> **Exercise requirements**: Find each line below containing the word "time" and copy it.

> **Provided material**:
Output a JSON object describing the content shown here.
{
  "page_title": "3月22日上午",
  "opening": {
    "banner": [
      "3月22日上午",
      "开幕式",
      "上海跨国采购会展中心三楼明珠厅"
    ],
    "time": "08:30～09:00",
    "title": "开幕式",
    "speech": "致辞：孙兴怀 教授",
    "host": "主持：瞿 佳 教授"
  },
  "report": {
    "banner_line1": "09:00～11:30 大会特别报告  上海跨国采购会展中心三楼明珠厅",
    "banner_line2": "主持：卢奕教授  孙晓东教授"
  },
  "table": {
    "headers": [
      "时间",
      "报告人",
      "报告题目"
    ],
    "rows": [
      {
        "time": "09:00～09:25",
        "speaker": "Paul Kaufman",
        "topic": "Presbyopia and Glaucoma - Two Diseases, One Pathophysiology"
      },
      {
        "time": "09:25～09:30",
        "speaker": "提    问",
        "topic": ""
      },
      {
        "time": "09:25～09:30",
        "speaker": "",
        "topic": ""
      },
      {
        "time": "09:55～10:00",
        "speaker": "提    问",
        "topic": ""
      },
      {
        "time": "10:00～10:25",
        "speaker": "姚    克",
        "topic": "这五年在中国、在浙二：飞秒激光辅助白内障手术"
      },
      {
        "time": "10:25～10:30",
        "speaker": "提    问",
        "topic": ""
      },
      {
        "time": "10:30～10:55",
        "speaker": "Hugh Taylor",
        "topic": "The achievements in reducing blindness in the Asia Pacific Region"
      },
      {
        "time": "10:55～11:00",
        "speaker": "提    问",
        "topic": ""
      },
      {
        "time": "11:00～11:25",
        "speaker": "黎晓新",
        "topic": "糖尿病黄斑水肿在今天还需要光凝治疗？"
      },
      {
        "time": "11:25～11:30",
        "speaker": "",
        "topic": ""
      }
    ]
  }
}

> **Response for this exercise**:
    "time": "08:30～09:00",
        "time": "09:00～09:25",
        "time": "09:25～09:30",
        "time": "09:25～09:30",
        "time": "09:55～10:00",
        "time": "10:00～10:25",
        "time": "10:25～10:30",
        "time": "10:30～10:55",
        "time": "10:55～11:00",
        "time": "11:00～11:25",
        "time": "11:25～11:30",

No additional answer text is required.